I threw some gear and extra water in my bag and we all headed out in the general direction of the Spot.

Living in Colorado, I'm used to the occasional jaunt up and down a 14er and am quite happy in thin mountain air, but my dad and Uncle Randy were not as accustomed. They were troupers, though, and we all made our way south down the road as the sun meandered in and out of the clouds.

Checking my phone, I decided it was time. We had to leave the tire tracks we were following and hoof it overland to the Exact Spot a quarter mile or so from the tracks.

I kept my phone out now, following the arrow that was leading us to the McFarthest Spot and showing our distance. As the numbers counted down - a quarter mile, a thousand feet, two hundred feet, 50 feet - I stopped.

We had made it!

The actual point furthest from the golden arches, we had made it. Not knowing what else to do given the highly anticlimactic nature of reaching our goal, we shared high fives then I unpacked my bag. I had to have some fries.

The car had acted as a decent fridge overnight in the single digit temperatures, keeping the previous day's spoils relatively intact. I grabbed some fries out of the bag and had my second breakfast. The chicken nuggets were surprisingly edible if I just closed my eyes and appreciated the location we were at more than the processed meat I was eating.
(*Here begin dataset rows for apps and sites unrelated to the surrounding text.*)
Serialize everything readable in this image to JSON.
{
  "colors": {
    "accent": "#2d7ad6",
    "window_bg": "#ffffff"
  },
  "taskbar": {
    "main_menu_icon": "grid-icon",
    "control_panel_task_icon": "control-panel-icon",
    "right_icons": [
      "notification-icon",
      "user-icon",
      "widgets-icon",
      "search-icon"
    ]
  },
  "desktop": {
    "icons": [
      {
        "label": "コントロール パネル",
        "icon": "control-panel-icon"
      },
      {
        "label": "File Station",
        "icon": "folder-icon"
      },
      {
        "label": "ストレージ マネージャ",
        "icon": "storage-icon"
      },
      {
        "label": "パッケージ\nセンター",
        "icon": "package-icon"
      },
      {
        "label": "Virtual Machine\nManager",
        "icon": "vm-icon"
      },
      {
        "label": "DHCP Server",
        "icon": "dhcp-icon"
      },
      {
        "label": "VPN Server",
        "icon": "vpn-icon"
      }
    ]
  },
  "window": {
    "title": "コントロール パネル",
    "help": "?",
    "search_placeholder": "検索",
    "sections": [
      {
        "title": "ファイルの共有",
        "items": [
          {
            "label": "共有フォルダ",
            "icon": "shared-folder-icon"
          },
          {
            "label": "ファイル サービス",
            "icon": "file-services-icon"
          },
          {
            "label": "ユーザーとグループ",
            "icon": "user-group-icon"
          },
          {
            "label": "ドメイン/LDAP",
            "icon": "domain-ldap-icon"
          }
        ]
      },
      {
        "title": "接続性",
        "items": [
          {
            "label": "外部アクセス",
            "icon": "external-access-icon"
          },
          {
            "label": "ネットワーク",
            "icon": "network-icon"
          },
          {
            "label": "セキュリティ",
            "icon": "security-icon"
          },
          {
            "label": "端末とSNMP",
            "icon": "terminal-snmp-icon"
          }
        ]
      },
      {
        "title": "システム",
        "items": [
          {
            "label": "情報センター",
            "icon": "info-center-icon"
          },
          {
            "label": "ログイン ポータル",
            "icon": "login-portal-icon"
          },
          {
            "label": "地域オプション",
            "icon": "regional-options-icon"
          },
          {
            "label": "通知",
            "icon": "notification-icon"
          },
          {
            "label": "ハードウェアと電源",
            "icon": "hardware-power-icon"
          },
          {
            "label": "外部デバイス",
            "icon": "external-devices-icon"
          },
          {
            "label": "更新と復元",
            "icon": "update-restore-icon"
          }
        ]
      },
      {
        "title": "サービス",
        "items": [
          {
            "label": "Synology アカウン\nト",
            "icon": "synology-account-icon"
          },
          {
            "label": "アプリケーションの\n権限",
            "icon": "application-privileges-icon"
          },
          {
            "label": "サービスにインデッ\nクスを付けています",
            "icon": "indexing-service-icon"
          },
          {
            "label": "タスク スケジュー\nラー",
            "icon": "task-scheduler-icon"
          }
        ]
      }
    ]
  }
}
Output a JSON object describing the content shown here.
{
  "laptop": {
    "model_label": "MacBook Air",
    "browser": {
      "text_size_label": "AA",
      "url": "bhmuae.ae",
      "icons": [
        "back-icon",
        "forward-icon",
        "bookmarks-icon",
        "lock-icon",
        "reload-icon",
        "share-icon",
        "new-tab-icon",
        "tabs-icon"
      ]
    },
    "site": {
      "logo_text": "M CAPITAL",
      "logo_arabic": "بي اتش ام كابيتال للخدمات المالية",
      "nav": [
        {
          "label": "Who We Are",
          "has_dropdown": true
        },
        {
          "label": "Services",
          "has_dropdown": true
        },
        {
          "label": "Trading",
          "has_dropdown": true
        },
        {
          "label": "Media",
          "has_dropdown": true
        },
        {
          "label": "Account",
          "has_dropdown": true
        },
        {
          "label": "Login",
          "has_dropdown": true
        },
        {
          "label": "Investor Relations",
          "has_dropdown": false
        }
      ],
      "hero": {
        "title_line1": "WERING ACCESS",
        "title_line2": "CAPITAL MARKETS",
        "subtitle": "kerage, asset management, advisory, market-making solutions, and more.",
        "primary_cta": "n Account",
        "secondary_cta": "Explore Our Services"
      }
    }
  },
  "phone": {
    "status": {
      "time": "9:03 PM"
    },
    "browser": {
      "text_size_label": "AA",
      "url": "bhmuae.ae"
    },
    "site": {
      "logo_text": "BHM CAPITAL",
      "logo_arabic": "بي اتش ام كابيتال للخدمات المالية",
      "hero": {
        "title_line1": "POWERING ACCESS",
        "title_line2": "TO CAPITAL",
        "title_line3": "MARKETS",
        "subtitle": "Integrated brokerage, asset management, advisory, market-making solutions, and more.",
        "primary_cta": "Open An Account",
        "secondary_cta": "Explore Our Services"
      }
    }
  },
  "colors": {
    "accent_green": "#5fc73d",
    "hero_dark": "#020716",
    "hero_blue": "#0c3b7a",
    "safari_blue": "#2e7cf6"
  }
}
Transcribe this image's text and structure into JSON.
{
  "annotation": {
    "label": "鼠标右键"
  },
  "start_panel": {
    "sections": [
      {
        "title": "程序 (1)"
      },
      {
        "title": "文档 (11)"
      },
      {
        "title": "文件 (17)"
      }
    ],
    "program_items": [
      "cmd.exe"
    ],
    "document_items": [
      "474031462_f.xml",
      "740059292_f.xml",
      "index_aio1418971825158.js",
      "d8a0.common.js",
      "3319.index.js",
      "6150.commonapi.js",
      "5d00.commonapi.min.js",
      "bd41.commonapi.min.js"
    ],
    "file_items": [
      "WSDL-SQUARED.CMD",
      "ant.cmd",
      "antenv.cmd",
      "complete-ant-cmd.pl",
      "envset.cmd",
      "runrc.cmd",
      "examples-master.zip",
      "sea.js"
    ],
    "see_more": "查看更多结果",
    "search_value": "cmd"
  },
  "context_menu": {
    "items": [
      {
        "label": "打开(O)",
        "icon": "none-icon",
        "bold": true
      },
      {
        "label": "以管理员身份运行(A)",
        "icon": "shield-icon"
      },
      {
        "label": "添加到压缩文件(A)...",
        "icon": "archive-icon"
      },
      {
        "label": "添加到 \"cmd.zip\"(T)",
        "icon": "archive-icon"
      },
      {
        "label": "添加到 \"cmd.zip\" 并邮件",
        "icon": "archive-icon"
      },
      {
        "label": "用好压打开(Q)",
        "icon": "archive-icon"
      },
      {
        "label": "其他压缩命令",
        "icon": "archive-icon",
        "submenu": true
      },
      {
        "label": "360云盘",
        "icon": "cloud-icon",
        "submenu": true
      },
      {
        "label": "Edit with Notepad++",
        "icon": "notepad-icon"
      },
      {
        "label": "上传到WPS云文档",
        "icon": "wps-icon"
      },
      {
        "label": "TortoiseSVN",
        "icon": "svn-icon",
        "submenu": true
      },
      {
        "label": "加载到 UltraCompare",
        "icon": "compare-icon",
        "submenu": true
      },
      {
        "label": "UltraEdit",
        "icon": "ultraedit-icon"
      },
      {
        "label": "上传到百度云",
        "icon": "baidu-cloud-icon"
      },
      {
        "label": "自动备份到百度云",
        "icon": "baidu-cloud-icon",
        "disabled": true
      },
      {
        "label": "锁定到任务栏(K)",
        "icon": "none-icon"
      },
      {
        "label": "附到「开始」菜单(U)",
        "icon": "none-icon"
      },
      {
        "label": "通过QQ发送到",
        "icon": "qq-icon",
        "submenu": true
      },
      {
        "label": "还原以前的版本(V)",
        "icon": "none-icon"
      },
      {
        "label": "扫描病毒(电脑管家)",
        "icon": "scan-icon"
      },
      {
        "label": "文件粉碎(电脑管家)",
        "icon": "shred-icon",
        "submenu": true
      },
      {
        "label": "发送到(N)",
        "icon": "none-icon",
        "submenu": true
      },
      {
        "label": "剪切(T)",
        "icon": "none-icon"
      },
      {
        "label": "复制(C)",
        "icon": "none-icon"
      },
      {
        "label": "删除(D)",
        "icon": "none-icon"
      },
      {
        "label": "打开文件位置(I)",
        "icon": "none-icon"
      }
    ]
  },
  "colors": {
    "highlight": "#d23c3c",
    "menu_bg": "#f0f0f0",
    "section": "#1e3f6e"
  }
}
We all took our requisite selfies and I prepared the geocache. Of course we were going to leave evidence of our trip!

I was bumped to an earlier flight to California for the trip, so I had some time to spare before we left. With a quick trip to a big box store I had an ammo box, a pad of paper with a pencil for a register, and some leftover McD's stuff to commemorate the location for future visitors.

After soaking in the view one last time, we packed up and started the mile-long journey back to the Subaru. Our steps were lighter, and conversation flowed a bit easier as the sun hit our backs and each step we took was one step closer to a McDonald's, no matter the direction.

We were on to other adventures.

A million thanks to Stephen Von Worley and his original McFarthest Spot post, which I found while doing some GIS work. When the updated post came out that coincided with a road trip we were planning in the area, it was all over but the shouting.

If you wish to visit the McFarthest Spot, I encourage you to do so. Please sign the register and leave something from your own last supper if you do.